Even in the Retart Zone, we're in trouble. What's unremarkable variation, and what's a thinko-type error?

But then we get to the Nucular Zone, the Hone-In-On Zone, and the Another-Thing-Coming Zone. The percentage of people who use the (historically) innovative variant steadily increases. (Google web searches have "home in on" somewhat above "hone in on", 64,200 to 35,200 in raw numbers, but "another thing coming" *way* over "another think coming", 21,400 to 5,830.) Those who use the innovative variants are probably aware (at some level) that other people have other variants, but for them this is just unremarkable variation, and their version is, well, *their* version, and perfectly ok.

The argument from history isn't going to carry much weight for these people, and anyway it's intellectually disreputable, since very few current standard variants have a pedigree going back to Old English; almost everything was an innovation at some point. How to decide when the ship of language change has sailed?

The argument from authority won't carry much weight, either. I can tell you that *I* (a noted linguist and writer) use "nuclear", "home in on", and "another think coming" (and "too big a dog" rather than "too big of a dog", but don't use positive "anymore", etc.), but you're entitled to ask why I should be telling you how to talk and to note that anyway you think I sound bookish and prissy.

If anything might work, it would be the appeal to the practice of those who are noted for their abilities in writing and speaking -- there's a reason AHD ended up with a Usage Panel, awkward though it turned out to be -- but in fact these experts are quite often divided in their practices and in their opinions, and in any case they're not necessarily models for writing and speaking in other than formal contexts.

The fact seems to be that the line between mere variation and error is largely a matter of intellectual fashion -- lord knows why speaker-oriented "hopefully", restrictive relative "which", split infinitives, logical "since" and "while", etc. get picked on while other variants thrive without criticism -- rather than a result of observation and reasoning.
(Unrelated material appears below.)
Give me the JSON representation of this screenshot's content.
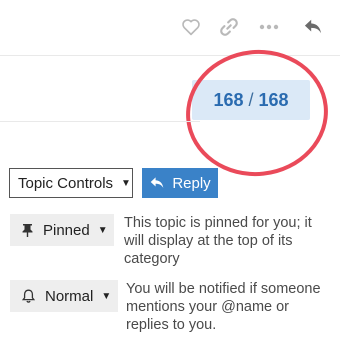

In this context, the label "thinko" doesn't really seem much better than "error" or "mistake".

[on to part 2]

[also posted 6/26/2004 to the ADS-L listserv]

Posted by Arnold Zwicky at June 29, 2004 05:23 AM